8) “Suburban Me”
As I’ve already mentioned, Clayman brought me into the In Flames fold, and it was a damn good time to get in the mix. To this day, I can still listen to the whole record all the way through with minimal low points. The first three tracks clearly left the deepest impression on the band’s fans and the metal community at large, and unfortunately that means some of Clayman’s other top-notch material doesn’t always get its moment in the sun. “Suburban Me” follows the same melodic formula as the rest of the album, but it takes the guitar harmonies and vocal hooks even further… the thing turns out positively cheesey. And it’s awesome.
9) “The New Word”
Colony is an excellent record. The band’s songwriting/playing was really starting to solidify at this point, and while you could say Whoracle is the album that brought them out of true melodic death metal, I’d say the Colony sound m[youtube]https://youtu.be/-IqRhee6HJc[/youtube]arks the true beginning of the In Flames we know today. “The New Word” closes the album, and it’s also a great sampler for most everything else you’ll hear here. Next to “Ordinary Story,” I think it probably boasts the record’s most memorable chorus. It’s also at once energetic and melancholy, a combination that’d really become the hallmark of how this band delivers its music.
10) “Goliaths Disarm Their Davids”

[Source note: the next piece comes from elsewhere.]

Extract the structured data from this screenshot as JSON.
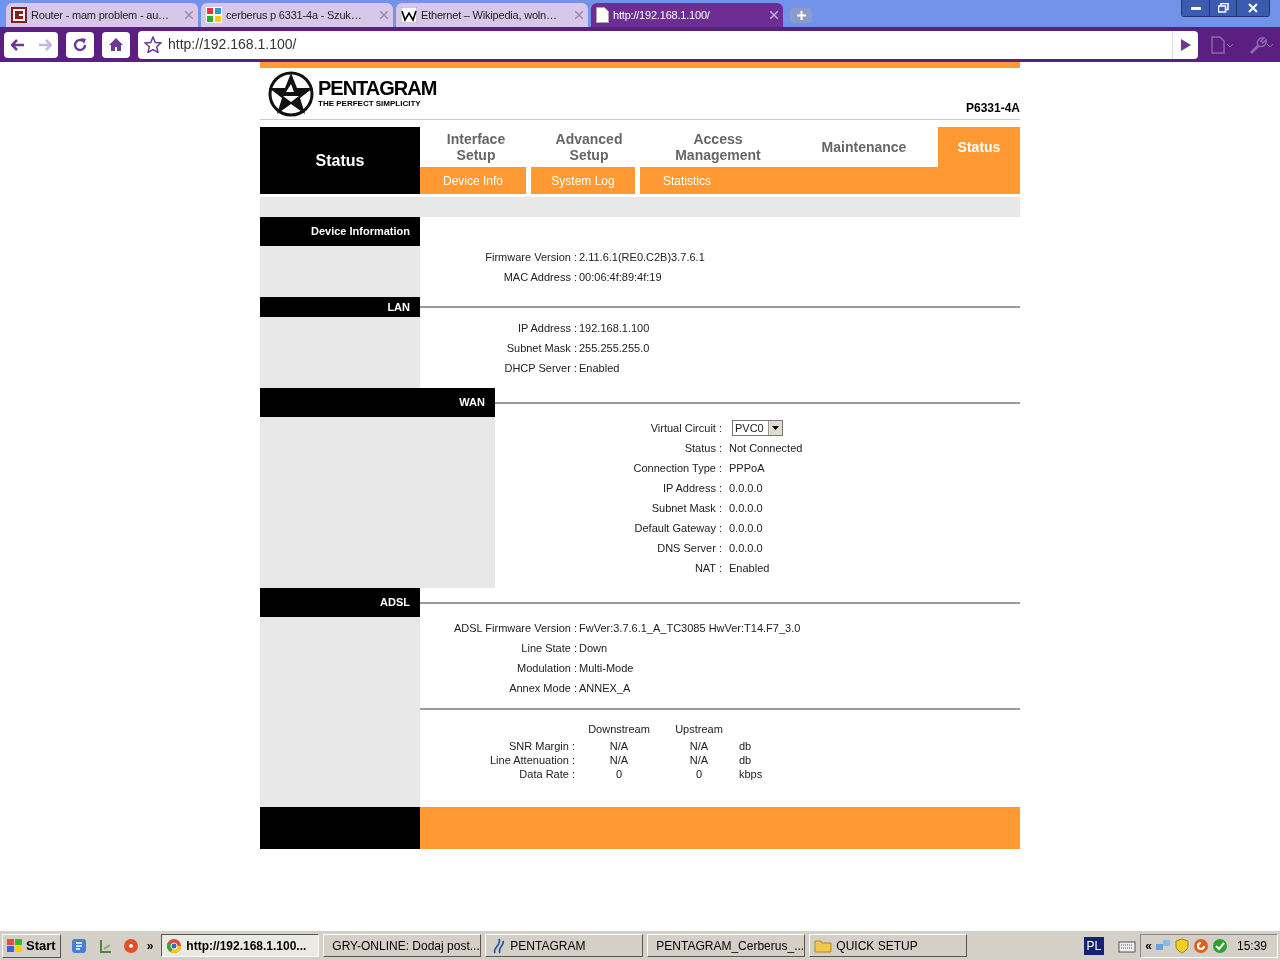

This track popped up on the Black Ash Inheritance EP, a stop-gap release the band delivered between The Jester Race and Whoracle. With “Gyroscope” later featured on Whoracle, “Goliaths Disarm Their Davids” remains the EP’s sole contribution of substance. And, it contributes like a motherfucker. This is one of the best songs from this period in the band’s evolution; it plays like a fully-developed version of one of the better Jester songs like “Dead Eternity” or “Artifacts of The Black Rain.” In addition to the Jester Head-shaped Black Ash Inheritance CD, which I think is kinda hard to find these days, “Goliaths Disarm Their Davids” is also available tacked on to the end of Japanese versions of Whoracle, as well as pretty much any reissue of The Jester Race.

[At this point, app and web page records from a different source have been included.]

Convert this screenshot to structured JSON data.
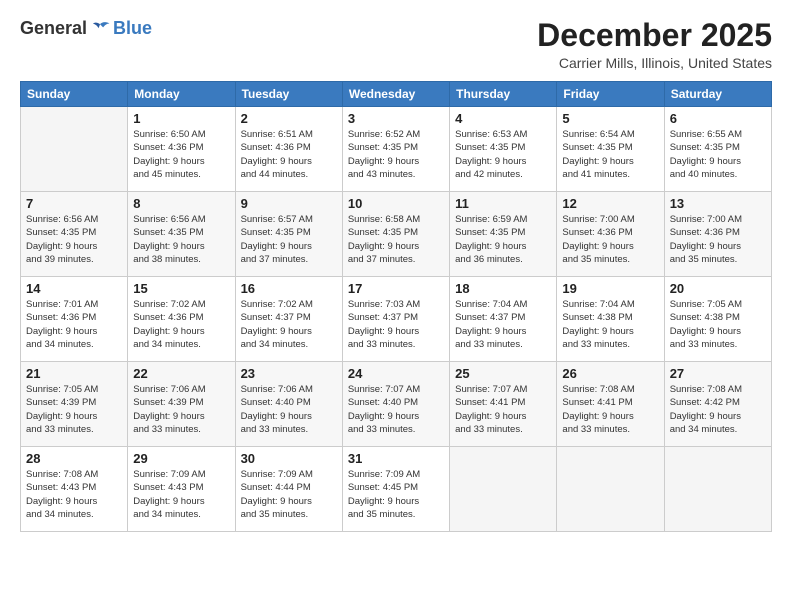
{
  "header": {
    "logo_general": "General",
    "logo_blue": "Blue",
    "title": "December 2025",
    "location": "Carrier Mills, Illinois, United States"
  },
  "days_of_week": [
    "Sunday",
    "Monday",
    "Tuesday",
    "Wednesday",
    "Thursday",
    "Friday",
    "Saturday"
  ],
  "weeks": [
    [
      {
        "day": "",
        "info": ""
      },
      {
        "day": "1",
        "info": "Sunrise: 6:50 AM\nSunset: 4:36 PM\nDaylight: 9 hours\nand 45 minutes."
      },
      {
        "day": "2",
        "info": "Sunrise: 6:51 AM\nSunset: 4:36 PM\nDaylight: 9 hours\nand 44 minutes."
      },
      {
        "day": "3",
        "info": "Sunrise: 6:52 AM\nSunset: 4:35 PM\nDaylight: 9 hours\nand 43 minutes."
      },
      {
        "day": "4",
        "info": "Sunrise: 6:53 AM\nSunset: 4:35 PM\nDaylight: 9 hours\nand 42 minutes."
      },
      {
        "day": "5",
        "info": "Sunrise: 6:54 AM\nSunset: 4:35 PM\nDaylight: 9 hours\nand 41 minutes."
      },
      {
        "day": "6",
        "info": "Sunrise: 6:55 AM\nSunset: 4:35 PM\nDaylight: 9 hours\nand 40 minutes."
      }
    ],
    [
      {
        "day": "7",
        "info": "Sunrise: 6:56 AM\nSunset: 4:35 PM\nDaylight: 9 hours\nand 39 minutes."
      },
      {
        "day": "8",
        "info": "Sunrise: 6:56 AM\nSunset: 4:35 PM\nDaylight: 9 hours\nand 38 minutes."
      },
      {
        "day": "9",
        "info": "Sunrise: 6:57 AM\nSunset: 4:35 PM\nDaylight: 9 hours\nand 37 minutes."
      },
      {
        "day": "10",
        "info": "Sunrise: 6:58 AM\nSunset: 4:35 PM\nDaylight: 9 hours\nand 37 minutes."
      },
      {
        "day": "11",
        "info": "Sunrise: 6:59 AM\nSunset: 4:35 PM\nDaylight: 9 hours\nand 36 minutes."
      },
      {
        "day": "12",
        "info": "Sunrise: 7:00 AM\nSunset: 4:36 PM\nDaylight: 9 hours\nand 35 minutes."
      },
      {
        "day": "13",
        "info": "Sunrise: 7:00 AM\nSunset: 4:36 PM\nDaylight: 9 hours\nand 35 minutes."
      }
    ],
    [
      {
        "day": "14",
        "info": "Sunrise: 7:01 AM\nSunset: 4:36 PM\nDaylight: 9 hours\nand 34 minutes."
      },
      {
        "day": "15",
        "info": "Sunrise: 7:02 AM\nSunset: 4:36 PM\nDaylight: 9 hours\nand 34 minutes."
      },
      {
        "day": "16",
        "info": "Sunrise: 7:02 AM\nSunset: 4:37 PM\nDaylight: 9 hours\nand 34 minutes."
      },
      {
        "day": "17",
        "info": "Sunrise: 7:03 AM\nSunset: 4:37 PM\nDaylight: 9 hours\nand 33 minutes."
      },
      {
        "day": "18",
        "info": "Sunrise: 7:04 AM\nSunset: 4:37 PM\nDaylight: 9 hours\nand 33 minutes."
      },
      {
        "day": "19",
        "info": "Sunrise: 7:04 AM\nSunset: 4:38 PM\nDaylight: 9 hours\nand 33 minutes."
      },
      {
        "day": "20",
        "info": "Sunrise: 7:05 AM\nSunset: 4:38 PM\nDaylight: 9 hours\nand 33 minutes."
      }
    ],
    [
      {
        "day": "21",
        "info": "Sunrise: 7:05 AM\nSunset: 4:39 PM\nDaylight: 9 hours\nand 33 minutes."
      },
      {
        "day": "22",
        "info": "Sunrise: 7:06 AM\nSunset: 4:39 PM\nDaylight: 9 hours\nand 33 minutes."
      },
      {
        "day": "23",
        "info": "Sunrise: 7:06 AM\nSunset: 4:40 PM\nDaylight: 9 hours\nand 33 minutes."
      },
      {
        "day": "24",
        "info": "Sunrise: 7:07 AM\nSunset: 4:40 PM\nDaylight: 9 hours\nand 33 minutes."
      },
      {
        "day": "25",
        "info": "Sunrise: 7:07 AM\nSunset: 4:41 PM\nDaylight: 9 hours\nand 33 minutes."
      },
      {
        "day": "26",
        "info": "Sunrise: 7:08 AM\nSunset: 4:41 PM\nDaylight: 9 hours\nand 33 minutes."
      },
      {
        "day": "27",
        "info": "Sunrise: 7:08 AM\nSunset: 4:42 PM\nDaylight: 9 hours\nand 34 minutes."
      }
    ],
    [
      {
        "day": "28",
        "info": "Sunrise: 7:08 AM\nSunset: 4:43 PM\nDaylight: 9 hours\nand 34 minutes."
      },
      {
        "day": "29",
        "info": "Sunrise: 7:09 AM\nSunset: 4:43 PM\nDaylight: 9 hours\nand 34 minutes."
      },
      {
        "day": "30",
        "info": "Sunrise: 7:09 AM\nSunset: 4:44 PM\nDaylight: 9 hours\nand 35 minutes."
      },
      {
        "day": "31",
        "info": "Sunrise: 7:09 AM\nSunset: 4:45 PM\nDaylight: 9 hours\nand 35 minutes."
      },
      {
        "day": "",
        "info": ""
      },
      {
        "day": "",
        "info": ""
      },
      {
        "day": "",
        "info": ""
      }
    ]
  ]
}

I didn’t really go back to Subterranean or Lunar Strain for this one. If you’ve read this far and were expecting something from either of these releases to be included, that tells me two things: 1) you already know how kick-ass both of those records are, and 2) there’s nothing I’m gonna tell you about that you don’t already know. One thing worth checking out, for those who haven’t revisited In Flames’ spate of recent reissues, is the version of Lunar Strain that features promo EP versions of several of the album’s tracks. If you’re a completist, as I understand it, that’s all that remains for you to hunt down from this particular era of the band’s history.